The End of Days by Jenny Erpenbeck

One of the things I like most about The End of Days is how a potentially sentimental plot is transformed into a thought-provoking and complex work of literature: it would take a rare creative writing tutor or editor to encourage the notion of writing a series of stories about the life of one woman, a series of stories that not only each end in a different time of death, but follow on one from another after interim sections that explore alternative events in which the woman would have evaded death. It is surprising to find not an irritating exploration of serendipity but a searching, eloquent narrative about the nature of chance and the value of human life. Part of each on-going story explores what only others can reveal about ourselves. If those others chose to keep that knowledge hidden, we will always remain a mystery to ourselves.

In a later section of the novel, the woman’s son is visiting Vienna, the city in which his mother once lived as a child.

‘As far as this descendent of a Viennese resident is concerned, Vienna has been washed clean of stories, it took less than a human lifetime for the city to lose all connection to him. Less than a human lifetime for homeland and origins to diverge. He is free, doubly free; he carries around within him a vast dark land: all the stories his mother never told him or that she hid from him; perhaps he carries with him even those stories his mother never knew or heard of, he can’t get rid of them, but he can’t lose them either, since he doesn’t even know them, since all of this lies buried deep within him; for when he slipped from his mother’s womb, he was already filled with interior spaces that didn’t belong to him, and he can’t just look inside to inspect his own interior.’ (Loc 2804)

This ‘vast dark land’ is what writing is all about. The woman herself becomes a writer. She uses words to make sense of the world, to bare witness, to try to be truthful and to hope for a better world to come. Her story is individual and it is the story of the 20th Century. A half-Jewish, half-Christian Austrian, much of the woman’s past is run from, but as the stories progress her desire to forge a new life with knowledge of the past consumes her. But finding one’s true identity is like searching a ‘vast dark land’, an unfathomable abyss of what ifs, where daily life unfolds without a map and leaves us all exposed: ‘Even so, some death or other will eventually be her death. If not sooner, then later.’ (Loc 2552) Are we meant to read the novel thinking that the greatest force in life is death? The son thinks of it as walking around accompanied all our lives by our own corpse. And is this something that is meant to force us to push for a better life or to accept the futility of trying to create change?

Perhaps, in the end, the ‘vast dark land’ inside us is the most important part of us. What matters more than anything are all the possible stories that could be part of us and our attempts to tell even the smallest proportion of them. Of course that’s the writer in me. What could be more important than telling stories? Lies are always the best kinds of truths.
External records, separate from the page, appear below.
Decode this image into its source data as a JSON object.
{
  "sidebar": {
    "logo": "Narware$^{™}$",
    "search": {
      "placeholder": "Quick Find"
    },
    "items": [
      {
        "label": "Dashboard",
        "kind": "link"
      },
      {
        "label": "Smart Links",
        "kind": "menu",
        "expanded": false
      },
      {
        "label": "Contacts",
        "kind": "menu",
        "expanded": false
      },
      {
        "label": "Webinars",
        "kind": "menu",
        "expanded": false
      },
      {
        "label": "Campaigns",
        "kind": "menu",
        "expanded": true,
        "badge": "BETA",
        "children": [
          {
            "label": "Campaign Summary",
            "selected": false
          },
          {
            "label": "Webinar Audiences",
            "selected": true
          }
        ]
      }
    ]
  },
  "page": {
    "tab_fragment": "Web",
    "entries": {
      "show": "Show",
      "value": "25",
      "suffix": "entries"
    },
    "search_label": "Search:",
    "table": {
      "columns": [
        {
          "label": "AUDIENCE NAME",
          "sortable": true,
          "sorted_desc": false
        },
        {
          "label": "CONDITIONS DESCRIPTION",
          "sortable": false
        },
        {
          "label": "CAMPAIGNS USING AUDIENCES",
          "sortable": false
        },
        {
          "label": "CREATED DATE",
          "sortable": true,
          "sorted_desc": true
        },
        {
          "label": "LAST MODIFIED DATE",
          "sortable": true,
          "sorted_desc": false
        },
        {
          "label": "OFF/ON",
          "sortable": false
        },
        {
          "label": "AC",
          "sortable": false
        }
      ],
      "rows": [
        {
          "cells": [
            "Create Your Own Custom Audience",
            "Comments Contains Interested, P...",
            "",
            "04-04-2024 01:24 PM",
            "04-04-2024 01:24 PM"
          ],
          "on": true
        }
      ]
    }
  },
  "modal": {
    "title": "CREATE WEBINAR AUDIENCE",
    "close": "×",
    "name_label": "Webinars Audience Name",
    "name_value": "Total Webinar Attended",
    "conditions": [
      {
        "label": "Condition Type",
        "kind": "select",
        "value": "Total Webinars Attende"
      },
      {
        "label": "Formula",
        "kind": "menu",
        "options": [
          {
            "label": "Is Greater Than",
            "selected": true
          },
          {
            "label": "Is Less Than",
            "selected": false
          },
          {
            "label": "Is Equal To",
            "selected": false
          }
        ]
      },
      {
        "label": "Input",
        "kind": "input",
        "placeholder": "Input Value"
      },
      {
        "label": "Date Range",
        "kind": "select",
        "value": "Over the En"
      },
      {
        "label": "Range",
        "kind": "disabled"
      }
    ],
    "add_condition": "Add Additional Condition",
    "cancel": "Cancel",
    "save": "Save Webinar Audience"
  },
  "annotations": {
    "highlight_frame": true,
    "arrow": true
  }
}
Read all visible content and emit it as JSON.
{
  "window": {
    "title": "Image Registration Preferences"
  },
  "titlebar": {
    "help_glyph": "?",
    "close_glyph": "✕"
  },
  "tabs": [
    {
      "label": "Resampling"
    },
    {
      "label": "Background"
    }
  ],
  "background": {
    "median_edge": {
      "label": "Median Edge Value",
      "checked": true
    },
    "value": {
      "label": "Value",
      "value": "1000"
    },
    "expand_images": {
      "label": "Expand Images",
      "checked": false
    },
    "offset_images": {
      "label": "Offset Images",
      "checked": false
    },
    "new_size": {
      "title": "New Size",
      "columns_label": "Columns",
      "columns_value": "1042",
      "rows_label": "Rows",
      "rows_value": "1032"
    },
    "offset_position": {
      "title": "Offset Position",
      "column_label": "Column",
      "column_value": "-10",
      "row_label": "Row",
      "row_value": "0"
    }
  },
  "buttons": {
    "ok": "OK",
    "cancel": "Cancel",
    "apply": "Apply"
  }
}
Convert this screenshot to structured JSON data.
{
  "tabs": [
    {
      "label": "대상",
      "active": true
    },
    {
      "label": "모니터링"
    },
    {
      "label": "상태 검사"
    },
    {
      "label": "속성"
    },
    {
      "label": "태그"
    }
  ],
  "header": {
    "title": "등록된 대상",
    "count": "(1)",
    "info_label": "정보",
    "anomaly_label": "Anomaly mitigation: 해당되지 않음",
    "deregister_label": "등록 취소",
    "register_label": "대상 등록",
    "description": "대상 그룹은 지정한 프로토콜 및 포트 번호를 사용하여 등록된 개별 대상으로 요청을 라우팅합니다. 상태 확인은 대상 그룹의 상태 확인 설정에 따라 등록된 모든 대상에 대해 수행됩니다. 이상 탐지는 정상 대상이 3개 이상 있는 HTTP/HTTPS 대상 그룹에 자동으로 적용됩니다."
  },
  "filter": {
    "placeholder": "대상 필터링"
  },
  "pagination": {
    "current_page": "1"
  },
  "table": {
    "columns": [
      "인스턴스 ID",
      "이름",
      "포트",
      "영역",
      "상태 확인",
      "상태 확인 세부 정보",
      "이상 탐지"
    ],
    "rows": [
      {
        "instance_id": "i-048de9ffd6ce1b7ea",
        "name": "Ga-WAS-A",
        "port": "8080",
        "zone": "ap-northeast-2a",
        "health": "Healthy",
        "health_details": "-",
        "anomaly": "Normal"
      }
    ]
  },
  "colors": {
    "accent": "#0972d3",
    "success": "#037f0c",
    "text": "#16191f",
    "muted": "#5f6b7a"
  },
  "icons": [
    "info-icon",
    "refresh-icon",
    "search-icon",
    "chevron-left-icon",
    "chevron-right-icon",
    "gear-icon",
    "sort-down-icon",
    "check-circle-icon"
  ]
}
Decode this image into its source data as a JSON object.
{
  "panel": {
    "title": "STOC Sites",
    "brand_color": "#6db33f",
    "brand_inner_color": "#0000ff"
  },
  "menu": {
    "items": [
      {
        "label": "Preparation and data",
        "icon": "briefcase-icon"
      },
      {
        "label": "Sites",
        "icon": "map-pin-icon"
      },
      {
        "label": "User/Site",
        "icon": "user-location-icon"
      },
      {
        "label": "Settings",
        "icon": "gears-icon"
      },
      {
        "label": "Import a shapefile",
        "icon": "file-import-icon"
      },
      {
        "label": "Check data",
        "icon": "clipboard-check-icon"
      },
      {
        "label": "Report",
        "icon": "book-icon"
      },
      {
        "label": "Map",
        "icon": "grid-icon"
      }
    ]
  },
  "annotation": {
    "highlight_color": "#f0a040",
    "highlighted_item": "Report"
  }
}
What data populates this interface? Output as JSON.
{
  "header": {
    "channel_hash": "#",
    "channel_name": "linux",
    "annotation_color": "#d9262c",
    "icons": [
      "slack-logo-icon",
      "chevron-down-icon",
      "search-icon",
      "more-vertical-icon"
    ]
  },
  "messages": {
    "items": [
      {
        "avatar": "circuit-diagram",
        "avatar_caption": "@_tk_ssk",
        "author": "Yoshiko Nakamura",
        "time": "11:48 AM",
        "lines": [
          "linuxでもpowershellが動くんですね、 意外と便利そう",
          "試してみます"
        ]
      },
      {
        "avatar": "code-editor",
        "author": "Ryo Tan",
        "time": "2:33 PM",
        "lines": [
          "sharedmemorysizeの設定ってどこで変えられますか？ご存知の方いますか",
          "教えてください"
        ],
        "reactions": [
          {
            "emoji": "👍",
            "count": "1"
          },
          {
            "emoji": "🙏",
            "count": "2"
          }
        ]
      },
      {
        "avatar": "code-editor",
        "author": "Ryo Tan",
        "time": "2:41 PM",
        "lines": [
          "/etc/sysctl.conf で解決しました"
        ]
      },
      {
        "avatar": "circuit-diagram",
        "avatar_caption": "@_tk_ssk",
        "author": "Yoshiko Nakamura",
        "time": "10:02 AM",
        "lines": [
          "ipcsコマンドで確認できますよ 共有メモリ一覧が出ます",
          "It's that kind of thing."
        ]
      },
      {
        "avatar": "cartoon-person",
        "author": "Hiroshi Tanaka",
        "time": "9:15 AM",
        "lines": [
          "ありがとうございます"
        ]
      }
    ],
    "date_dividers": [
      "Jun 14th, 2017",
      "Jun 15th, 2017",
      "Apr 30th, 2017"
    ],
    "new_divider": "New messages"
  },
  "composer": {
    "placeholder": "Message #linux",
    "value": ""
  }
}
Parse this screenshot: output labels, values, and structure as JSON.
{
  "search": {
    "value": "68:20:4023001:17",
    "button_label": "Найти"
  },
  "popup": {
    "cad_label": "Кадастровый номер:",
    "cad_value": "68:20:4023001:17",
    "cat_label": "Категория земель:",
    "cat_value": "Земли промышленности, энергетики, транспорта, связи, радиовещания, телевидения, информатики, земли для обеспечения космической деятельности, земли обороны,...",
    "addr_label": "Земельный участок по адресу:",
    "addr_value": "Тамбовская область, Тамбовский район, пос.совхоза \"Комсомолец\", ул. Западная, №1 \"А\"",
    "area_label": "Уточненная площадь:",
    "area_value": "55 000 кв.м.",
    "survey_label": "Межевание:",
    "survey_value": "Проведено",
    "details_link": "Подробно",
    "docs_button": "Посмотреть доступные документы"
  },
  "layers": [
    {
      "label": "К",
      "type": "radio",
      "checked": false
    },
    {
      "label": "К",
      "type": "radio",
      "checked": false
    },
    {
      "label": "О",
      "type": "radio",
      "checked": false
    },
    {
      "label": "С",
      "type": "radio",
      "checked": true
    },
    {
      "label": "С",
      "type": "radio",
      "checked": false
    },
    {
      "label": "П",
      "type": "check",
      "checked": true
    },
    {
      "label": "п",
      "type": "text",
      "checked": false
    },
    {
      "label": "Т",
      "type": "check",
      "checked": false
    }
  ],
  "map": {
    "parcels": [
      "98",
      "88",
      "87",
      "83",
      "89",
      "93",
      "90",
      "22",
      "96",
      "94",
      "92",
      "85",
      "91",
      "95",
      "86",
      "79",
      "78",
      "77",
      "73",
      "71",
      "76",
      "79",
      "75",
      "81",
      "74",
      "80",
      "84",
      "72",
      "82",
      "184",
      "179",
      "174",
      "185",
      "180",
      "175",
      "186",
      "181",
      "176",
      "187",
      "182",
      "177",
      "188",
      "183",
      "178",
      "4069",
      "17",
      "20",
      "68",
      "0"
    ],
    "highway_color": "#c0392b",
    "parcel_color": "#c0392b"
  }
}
But whatever you take from The End of Days, it would be difficult not to be compelled and inspired by just how much one woman’s possible lives can explore.

Next week I’m reading The Fat of Fed Beasts by Guy Ware followed by Her by Harriet Lane.